━━━━━ EXCERPTED DATA

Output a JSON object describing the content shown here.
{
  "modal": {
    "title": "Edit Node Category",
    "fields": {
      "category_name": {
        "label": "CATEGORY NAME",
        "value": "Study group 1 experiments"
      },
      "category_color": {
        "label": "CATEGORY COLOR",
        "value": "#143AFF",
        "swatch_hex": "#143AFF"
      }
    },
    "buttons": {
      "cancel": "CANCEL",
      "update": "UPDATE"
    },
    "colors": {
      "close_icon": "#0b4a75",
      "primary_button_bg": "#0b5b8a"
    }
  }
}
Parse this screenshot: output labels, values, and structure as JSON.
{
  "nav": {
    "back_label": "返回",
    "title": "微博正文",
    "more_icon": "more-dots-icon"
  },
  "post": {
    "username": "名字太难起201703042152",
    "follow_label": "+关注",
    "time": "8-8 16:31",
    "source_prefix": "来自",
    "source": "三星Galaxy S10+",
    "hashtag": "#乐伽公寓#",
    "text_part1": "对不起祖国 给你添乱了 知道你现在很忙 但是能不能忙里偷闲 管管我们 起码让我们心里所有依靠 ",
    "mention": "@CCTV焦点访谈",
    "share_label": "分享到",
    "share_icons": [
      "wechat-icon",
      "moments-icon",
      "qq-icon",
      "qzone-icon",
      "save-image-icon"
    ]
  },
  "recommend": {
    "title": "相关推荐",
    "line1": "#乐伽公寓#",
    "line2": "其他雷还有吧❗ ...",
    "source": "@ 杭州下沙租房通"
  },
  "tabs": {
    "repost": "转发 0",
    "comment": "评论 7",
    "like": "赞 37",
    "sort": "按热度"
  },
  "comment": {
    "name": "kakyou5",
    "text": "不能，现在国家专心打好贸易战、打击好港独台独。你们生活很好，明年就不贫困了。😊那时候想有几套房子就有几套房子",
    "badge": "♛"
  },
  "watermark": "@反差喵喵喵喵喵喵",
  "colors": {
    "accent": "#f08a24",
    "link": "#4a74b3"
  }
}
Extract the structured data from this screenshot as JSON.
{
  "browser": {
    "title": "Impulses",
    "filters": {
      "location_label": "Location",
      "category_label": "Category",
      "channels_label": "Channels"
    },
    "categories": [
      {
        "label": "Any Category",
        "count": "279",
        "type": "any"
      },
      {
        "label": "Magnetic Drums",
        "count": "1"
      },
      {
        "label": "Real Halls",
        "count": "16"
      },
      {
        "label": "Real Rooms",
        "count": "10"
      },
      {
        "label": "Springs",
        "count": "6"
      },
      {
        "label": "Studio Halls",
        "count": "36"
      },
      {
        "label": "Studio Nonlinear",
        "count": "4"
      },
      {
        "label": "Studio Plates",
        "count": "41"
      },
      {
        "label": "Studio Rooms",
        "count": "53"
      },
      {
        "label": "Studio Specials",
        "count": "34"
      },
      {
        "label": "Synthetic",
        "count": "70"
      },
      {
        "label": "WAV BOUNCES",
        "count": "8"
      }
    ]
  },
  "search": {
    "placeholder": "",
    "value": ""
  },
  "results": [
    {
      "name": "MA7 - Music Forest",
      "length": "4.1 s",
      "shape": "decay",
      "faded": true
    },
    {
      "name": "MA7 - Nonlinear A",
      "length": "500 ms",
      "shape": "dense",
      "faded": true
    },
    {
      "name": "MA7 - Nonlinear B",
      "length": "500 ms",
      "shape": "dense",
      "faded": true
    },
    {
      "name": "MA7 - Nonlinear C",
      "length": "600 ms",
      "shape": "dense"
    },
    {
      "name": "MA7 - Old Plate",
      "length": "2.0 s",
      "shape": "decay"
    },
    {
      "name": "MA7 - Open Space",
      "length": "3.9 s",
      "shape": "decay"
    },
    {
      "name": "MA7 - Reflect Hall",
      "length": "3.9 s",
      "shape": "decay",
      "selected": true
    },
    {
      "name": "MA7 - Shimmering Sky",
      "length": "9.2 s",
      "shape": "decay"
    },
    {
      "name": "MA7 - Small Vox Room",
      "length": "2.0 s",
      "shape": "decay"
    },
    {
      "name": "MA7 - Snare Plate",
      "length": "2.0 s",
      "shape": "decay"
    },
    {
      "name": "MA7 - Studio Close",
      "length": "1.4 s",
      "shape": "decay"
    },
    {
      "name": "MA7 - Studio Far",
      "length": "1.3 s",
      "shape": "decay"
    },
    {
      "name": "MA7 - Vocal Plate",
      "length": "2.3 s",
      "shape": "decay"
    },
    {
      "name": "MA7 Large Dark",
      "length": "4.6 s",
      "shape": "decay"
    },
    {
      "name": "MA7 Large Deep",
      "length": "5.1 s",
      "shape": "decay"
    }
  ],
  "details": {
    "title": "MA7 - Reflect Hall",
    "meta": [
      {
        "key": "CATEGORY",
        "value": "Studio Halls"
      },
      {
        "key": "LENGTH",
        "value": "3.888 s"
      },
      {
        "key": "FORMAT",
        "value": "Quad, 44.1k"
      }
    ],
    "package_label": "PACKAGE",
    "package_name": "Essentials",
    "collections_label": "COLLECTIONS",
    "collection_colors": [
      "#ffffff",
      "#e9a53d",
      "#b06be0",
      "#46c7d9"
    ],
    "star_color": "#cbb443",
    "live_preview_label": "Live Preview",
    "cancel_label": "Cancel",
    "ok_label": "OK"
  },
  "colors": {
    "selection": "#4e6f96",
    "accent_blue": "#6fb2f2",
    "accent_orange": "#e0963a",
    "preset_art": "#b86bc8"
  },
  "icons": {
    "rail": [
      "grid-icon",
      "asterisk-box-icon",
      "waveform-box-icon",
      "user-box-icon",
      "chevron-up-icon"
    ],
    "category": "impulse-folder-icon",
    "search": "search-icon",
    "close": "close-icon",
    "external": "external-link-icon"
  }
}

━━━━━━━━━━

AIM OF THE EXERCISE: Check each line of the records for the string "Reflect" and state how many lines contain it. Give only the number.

OUTPUT: 2